Reading your local waste guide can lead to the reduction of compostable and recyclable materials being sent to landfill.
Climate change, global warming, sea-level rise, extreme weather events: these are some daunting topics of conversation that can often feel overwhelming. When something as big as a global catastrophe come to mind, a common reaction might be to feel utterly helpless. It can also raise the question: “what could I possibly do as one person?” If you have ever felt this way, you are certainly not alone; this phenomenon is called ecoanxiety. The next time you ask yourself that question however, it may be helpful to stop considering it a rhetorical question and start reflecting on what it is you actually can do.
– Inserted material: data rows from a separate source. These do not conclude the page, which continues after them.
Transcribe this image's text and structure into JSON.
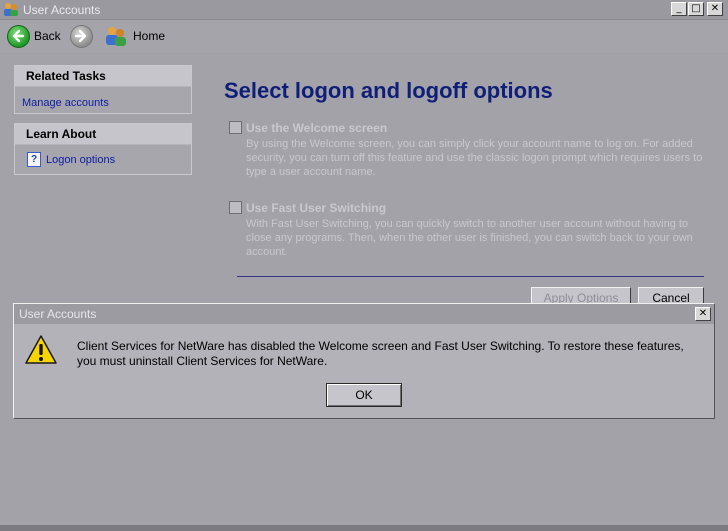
{
  "window": {
    "title": "User Accounts",
    "controls": {
      "minimize": "_",
      "maximize": "□",
      "close": "✕"
    }
  },
  "toolbar": {
    "back_label": "Back",
    "home_label": "Home"
  },
  "sidebar": {
    "related_tasks": {
      "header": "Related Tasks",
      "items": [
        {
          "label": "Manage accounts"
        }
      ]
    },
    "learn_about": {
      "header": "Learn About",
      "items": [
        {
          "label": "Logon options",
          "icon": "help-icon"
        }
      ]
    }
  },
  "main": {
    "title": "Select logon and logoff options",
    "options": [
      {
        "label": "Use the Welcome screen",
        "checked": false,
        "description": "By using the Welcome screen, you can simply click your account name to log on. For added security, you can turn off this feature and use the classic logon prompt which requires users to type a user account name."
      },
      {
        "label": "Use Fast User Switching",
        "checked": false,
        "description": "With Fast User Switching, you can quickly switch to another user account without having to close any programs. Then, when the other user is finished, you can switch back to your own account."
      }
    ],
    "apply_label": "Apply Options",
    "cancel_label": "Cancel"
  },
  "dialog": {
    "title": "User Accounts",
    "close": "✕",
    "message": "Client Services for NetWare has disabled the Welcome screen and Fast User Switching. To restore these features, you must uninstall Client Services for NetWare.",
    "ok_label": "OK",
    "icon": "warning-icon"
  },
  "colors": {
    "title_blue": "#0f1f78",
    "link_blue": "#0c1ea0",
    "separator": "#33338a"
  }
}
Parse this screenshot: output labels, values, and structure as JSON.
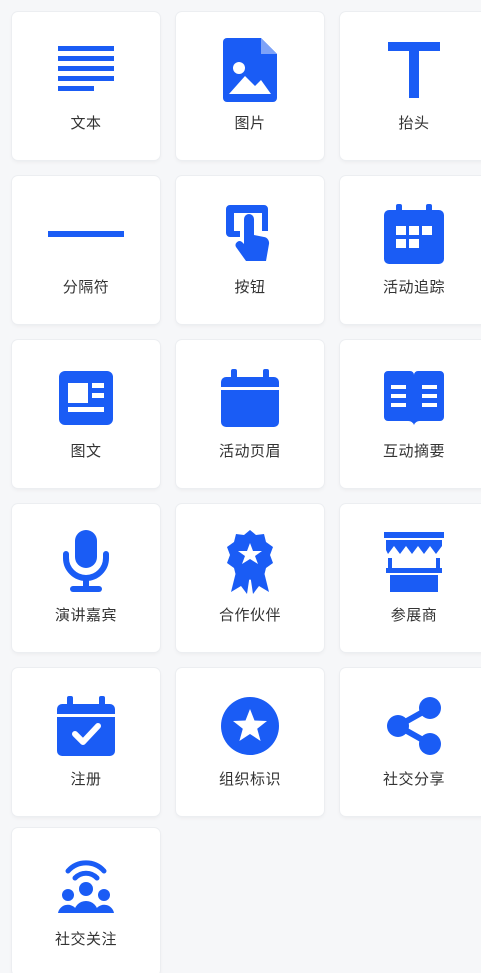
{
  "accent_color": "#1a5cf5",
  "tiles": [
    {
      "label": "文本",
      "icon": "text-icon"
    },
    {
      "label": "图片",
      "icon": "image-icon"
    },
    {
      "label": "抬头",
      "icon": "title-icon"
    },
    {
      "label": "分隔符",
      "icon": "divider-icon"
    },
    {
      "label": "按钮",
      "icon": "button-tap-icon"
    },
    {
      "label": "活动追踪",
      "icon": "calendar-grid-icon"
    },
    {
      "label": "图文",
      "icon": "image-text-icon"
    },
    {
      "label": "活动页眉",
      "icon": "calendar-header-icon"
    },
    {
      "label": "互动摘要",
      "icon": "book-icon"
    },
    {
      "label": "演讲嘉宾",
      "icon": "microphone-icon"
    },
    {
      "label": "合作伙伴",
      "icon": "award-icon"
    },
    {
      "label": "参展商",
      "icon": "booth-icon"
    },
    {
      "label": "注册",
      "icon": "calendar-check-icon"
    },
    {
      "label": "组织标识",
      "icon": "star-badge-icon"
    },
    {
      "label": "社交分享",
      "icon": "share-icon"
    },
    {
      "label": "社交关注",
      "icon": "follow-icon"
    }
  ]
}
Everyone has their own strengths and attributes that can influence change. This can happen on an individual, household, workplace, or community level. People too often think their actions don’t have any impact, but our world’s ecosystems do not operate in vacuums—all actions count.
Fear often goes hand-in-hand with climate change and can originate from the presence of risks due to hazards such as storms or heavy rainfall. Recent storm events in the last few years may have left people feeling anxious about what is to come. The best action is to respond to this fear with adaptation. There are many solutions and strategies that you can consider, such as thinking proactively about how to prevent flood damage or looking into what changes you can make on your property to ensure proper drainage. Our suggestion is to start small. Maybe pick one thing this month and see how it goes, then next month re-evaluate and consider adding something else into your routine.
The United Nations developed an amusing yet helpful “Lazy Person’s Guide to Saving the World” that provides tangible actions for people to help in addressing these big global issues. They have even broken the actions down into different levels of effort or commitment. To see the complete guide, go to: https://www.un.org/sustainabledevelopment/takeaction/.
The researchers involved with the MEOPAR project are working to raise awareness about the impacts of climate change and how communities can effectively adapt, and increase resilience, to these changes. Follow along with our blog every week (written by researchers Liette Vasseur, Meredith DeCock, Bradley May, Pulkit Garg and Sam Gauthier) to learn more about the project and how you can get involved. You can also visit our website at brocku.ca/unesco-chair or email us at firstname.lastname@example.org.